Friday, May 30, 2008

Behind the deal for the Weather Channel

It's been in the headlines one way or another for almost six months.

Privately-held Landmark Communications has been shopping for a buyer for it's weather divisions including The Weather Channel and

IHT , the NY Times, (and others) reported the news in early January of this year.

There have been numerous (large cap) 'interested parties' since that time.

Several headlines this morning are speculating that a consortium which includes NBC (the broadcast unit of GE) and the Blackstone Group (best known for it's upscale hotel acquisitions and as the first private equity firm to go public) will win the bidding with their latest offer of $3.5 billion US.

It's unclear whether Landmark will actually agree to the bid.

The weather is one of those things that's always there. While there are tens of thousands of weather destinations on the Internet, the brand is extremely strong, as is their cable / satellite tv channel audience. The combined audience could be considered HUGE.

It's a defined space that never goes away.

While NBC's Weather Plus is mentioned in most of the articles,'s strongest competitor is not. Privately-held AccuWeather, with it's large team of meteorologists, 'mega-computers', and popular website ( is considered by many industry watchers to be The Weather Channel's strongest competitor in the TV and radio weather syndication space. In fact, many NBC television franchises currently use AccuWeather products, which include everything from branding to graphics to complete weather forecasts by their own on air team (as well as a barrage of other industry-specific professional weather services).

Also in the US TV/Radio weather media mix is AWS Convergence Technologies with their extensive network of public school based weather stations, providing current local weather readings to TV and Radio stations.

The Weather Underground is now competing somewhat in the newspaper and mainstream market as well. The website was the first commercial consumer oriented internet weather source.

Enter the US Government. The US National Weather Service (part of NOAA) maintains more on site weather radars (and satellites) in the US than anyone. Most of the data (along with some provided by NASA) is made available to these companies and the public on a multitude of websites including, yes,

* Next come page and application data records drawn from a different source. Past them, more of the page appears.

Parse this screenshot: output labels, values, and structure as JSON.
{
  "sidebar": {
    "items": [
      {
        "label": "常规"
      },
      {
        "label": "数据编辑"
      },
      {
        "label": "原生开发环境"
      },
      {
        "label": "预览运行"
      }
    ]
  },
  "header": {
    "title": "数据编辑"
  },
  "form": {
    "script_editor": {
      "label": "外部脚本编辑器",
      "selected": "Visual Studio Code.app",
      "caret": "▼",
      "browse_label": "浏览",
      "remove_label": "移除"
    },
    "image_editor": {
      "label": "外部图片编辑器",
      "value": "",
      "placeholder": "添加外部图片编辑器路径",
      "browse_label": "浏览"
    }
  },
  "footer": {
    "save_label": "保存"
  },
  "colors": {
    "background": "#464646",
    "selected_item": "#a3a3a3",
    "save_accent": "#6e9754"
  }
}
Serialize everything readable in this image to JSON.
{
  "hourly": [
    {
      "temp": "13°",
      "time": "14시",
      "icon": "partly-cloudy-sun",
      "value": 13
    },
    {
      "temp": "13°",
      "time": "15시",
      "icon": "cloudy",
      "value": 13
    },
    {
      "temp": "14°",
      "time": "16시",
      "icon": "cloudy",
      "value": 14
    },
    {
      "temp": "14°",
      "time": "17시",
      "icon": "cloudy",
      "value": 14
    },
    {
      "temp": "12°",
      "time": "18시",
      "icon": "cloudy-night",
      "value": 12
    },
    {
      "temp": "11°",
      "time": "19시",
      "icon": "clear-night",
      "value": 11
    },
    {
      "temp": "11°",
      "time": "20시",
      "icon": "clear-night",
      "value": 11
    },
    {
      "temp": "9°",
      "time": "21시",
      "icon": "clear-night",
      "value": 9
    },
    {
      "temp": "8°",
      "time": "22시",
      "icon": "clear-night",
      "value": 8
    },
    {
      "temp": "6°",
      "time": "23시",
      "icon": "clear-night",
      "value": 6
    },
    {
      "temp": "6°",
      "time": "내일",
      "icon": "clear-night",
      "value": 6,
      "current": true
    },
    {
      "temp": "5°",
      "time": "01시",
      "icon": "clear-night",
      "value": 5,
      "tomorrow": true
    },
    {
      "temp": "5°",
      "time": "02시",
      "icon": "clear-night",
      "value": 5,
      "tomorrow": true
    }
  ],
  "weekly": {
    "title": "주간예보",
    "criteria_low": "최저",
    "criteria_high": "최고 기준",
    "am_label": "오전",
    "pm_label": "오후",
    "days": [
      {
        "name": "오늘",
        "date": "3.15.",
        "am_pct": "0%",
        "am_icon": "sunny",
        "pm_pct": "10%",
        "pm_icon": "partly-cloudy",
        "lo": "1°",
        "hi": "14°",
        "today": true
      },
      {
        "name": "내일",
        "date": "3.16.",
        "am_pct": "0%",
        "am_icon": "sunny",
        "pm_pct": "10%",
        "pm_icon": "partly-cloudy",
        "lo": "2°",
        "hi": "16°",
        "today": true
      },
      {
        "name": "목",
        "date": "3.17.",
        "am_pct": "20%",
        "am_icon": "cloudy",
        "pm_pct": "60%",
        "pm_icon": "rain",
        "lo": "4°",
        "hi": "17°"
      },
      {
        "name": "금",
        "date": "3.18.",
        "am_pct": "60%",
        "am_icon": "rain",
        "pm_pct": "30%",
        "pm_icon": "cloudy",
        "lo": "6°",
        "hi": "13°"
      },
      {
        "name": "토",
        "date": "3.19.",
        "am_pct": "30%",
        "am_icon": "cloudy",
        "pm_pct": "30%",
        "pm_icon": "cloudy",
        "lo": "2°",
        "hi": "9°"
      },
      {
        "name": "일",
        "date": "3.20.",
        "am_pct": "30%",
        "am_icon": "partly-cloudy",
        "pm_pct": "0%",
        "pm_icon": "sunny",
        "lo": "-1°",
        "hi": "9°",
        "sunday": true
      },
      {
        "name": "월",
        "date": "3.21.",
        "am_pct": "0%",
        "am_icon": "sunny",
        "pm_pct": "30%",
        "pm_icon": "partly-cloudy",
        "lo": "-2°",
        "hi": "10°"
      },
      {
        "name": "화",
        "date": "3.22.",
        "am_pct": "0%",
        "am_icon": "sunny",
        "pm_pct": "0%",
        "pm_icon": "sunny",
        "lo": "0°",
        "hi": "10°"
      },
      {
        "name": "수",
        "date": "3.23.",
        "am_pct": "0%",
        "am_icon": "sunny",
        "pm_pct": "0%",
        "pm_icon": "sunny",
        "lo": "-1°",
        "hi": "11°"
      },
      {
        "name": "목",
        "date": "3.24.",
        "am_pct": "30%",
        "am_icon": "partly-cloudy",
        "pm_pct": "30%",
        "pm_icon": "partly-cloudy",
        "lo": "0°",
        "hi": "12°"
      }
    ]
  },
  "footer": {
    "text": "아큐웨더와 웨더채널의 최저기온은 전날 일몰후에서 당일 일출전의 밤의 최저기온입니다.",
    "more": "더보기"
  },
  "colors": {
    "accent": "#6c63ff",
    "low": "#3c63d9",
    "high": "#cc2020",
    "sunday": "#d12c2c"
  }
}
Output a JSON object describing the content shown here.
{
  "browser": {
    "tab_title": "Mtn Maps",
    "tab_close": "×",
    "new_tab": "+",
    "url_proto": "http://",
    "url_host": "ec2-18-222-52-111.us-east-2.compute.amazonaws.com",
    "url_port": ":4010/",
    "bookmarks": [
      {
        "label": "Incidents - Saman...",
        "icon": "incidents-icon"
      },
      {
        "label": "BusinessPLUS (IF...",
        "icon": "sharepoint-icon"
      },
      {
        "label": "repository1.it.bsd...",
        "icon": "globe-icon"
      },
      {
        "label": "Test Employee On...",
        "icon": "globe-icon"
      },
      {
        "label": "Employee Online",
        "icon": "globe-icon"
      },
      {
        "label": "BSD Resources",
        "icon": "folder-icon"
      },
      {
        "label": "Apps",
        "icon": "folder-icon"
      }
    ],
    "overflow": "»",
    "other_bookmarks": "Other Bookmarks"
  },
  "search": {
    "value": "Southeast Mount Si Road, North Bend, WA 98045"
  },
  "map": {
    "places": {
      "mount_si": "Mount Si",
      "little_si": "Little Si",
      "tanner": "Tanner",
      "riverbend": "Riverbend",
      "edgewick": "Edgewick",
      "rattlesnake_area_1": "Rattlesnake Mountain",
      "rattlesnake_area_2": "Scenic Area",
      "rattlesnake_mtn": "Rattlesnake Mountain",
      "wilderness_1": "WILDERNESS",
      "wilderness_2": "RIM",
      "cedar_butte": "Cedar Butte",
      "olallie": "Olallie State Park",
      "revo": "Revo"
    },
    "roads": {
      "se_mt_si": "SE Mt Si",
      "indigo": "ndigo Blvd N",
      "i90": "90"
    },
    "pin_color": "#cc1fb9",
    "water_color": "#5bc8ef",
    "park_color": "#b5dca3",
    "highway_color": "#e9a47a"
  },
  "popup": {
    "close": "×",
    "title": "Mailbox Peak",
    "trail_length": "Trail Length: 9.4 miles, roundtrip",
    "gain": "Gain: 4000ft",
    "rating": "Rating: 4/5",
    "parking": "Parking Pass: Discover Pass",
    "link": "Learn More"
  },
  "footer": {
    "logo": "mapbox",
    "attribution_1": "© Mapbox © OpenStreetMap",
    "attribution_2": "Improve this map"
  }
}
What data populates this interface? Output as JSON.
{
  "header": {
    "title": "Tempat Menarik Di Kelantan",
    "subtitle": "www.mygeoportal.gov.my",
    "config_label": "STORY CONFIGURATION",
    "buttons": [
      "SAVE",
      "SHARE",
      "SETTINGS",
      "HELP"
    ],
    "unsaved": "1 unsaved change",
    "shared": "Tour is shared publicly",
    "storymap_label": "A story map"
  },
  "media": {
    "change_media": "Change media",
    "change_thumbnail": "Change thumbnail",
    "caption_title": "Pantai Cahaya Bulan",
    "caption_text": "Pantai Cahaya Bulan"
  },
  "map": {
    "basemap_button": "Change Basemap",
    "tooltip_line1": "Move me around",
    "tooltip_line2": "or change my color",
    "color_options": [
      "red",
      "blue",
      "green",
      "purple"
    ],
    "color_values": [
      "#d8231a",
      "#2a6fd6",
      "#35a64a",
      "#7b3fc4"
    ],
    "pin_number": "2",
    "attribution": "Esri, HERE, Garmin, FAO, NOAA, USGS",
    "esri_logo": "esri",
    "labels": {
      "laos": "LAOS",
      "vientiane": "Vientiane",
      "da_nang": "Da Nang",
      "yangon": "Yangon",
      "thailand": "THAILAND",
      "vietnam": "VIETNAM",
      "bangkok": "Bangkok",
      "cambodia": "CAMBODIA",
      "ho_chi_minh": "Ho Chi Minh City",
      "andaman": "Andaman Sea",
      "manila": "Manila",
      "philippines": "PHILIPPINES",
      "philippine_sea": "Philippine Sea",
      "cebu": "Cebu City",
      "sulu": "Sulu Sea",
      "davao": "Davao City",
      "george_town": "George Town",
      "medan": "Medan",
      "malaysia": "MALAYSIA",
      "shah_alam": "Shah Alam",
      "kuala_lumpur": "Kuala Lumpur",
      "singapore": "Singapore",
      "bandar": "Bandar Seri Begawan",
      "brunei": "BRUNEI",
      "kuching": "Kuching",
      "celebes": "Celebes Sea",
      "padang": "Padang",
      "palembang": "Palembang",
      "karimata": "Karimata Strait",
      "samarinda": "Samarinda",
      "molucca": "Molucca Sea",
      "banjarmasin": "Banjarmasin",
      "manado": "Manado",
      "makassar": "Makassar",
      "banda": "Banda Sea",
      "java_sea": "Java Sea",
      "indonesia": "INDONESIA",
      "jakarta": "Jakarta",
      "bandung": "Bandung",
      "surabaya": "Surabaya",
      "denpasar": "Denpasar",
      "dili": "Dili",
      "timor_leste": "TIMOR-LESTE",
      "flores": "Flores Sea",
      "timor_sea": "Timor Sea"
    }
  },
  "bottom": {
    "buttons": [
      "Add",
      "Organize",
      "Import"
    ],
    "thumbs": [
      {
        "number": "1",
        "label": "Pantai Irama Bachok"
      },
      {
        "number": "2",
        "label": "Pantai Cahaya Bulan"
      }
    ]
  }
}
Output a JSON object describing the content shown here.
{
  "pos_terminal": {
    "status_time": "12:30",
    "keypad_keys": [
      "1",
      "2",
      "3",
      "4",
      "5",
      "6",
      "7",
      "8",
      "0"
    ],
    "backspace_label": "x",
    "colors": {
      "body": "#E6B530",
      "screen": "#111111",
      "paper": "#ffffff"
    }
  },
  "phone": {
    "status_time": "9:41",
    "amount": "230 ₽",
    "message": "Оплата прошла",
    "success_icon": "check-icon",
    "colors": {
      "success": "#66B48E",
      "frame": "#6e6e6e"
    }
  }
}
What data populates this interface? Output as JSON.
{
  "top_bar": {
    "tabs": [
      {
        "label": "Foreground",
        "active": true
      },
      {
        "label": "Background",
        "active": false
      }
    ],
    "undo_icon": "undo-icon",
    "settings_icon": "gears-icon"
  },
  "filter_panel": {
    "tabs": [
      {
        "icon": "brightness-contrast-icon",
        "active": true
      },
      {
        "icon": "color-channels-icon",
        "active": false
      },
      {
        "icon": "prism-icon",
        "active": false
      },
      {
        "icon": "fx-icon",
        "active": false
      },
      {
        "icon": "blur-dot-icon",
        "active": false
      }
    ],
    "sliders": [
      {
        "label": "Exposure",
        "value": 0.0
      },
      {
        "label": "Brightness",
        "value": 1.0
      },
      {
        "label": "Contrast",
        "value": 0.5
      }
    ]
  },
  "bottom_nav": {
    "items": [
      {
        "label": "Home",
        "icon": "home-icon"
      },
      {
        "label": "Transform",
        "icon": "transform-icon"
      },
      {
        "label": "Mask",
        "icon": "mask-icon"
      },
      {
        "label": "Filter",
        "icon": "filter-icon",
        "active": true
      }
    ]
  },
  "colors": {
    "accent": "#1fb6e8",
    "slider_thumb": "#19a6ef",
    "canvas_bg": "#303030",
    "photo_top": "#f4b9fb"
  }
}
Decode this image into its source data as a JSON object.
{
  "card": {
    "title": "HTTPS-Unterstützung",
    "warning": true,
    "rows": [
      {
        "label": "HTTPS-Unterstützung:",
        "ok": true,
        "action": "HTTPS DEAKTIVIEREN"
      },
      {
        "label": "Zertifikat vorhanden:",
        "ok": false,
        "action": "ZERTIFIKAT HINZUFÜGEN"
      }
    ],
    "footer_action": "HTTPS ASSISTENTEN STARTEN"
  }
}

At the current price, this deal is probably good for NBC (and GE). It's the brand, the URL (in this case) and cross-marketing possibilities. The mainstream media weather landscape would change somewhat short-term and it actually could be good and bad for the competing brand-name weather providers, depending on how NBC integrates the TWC product.

Links / References Updated June 1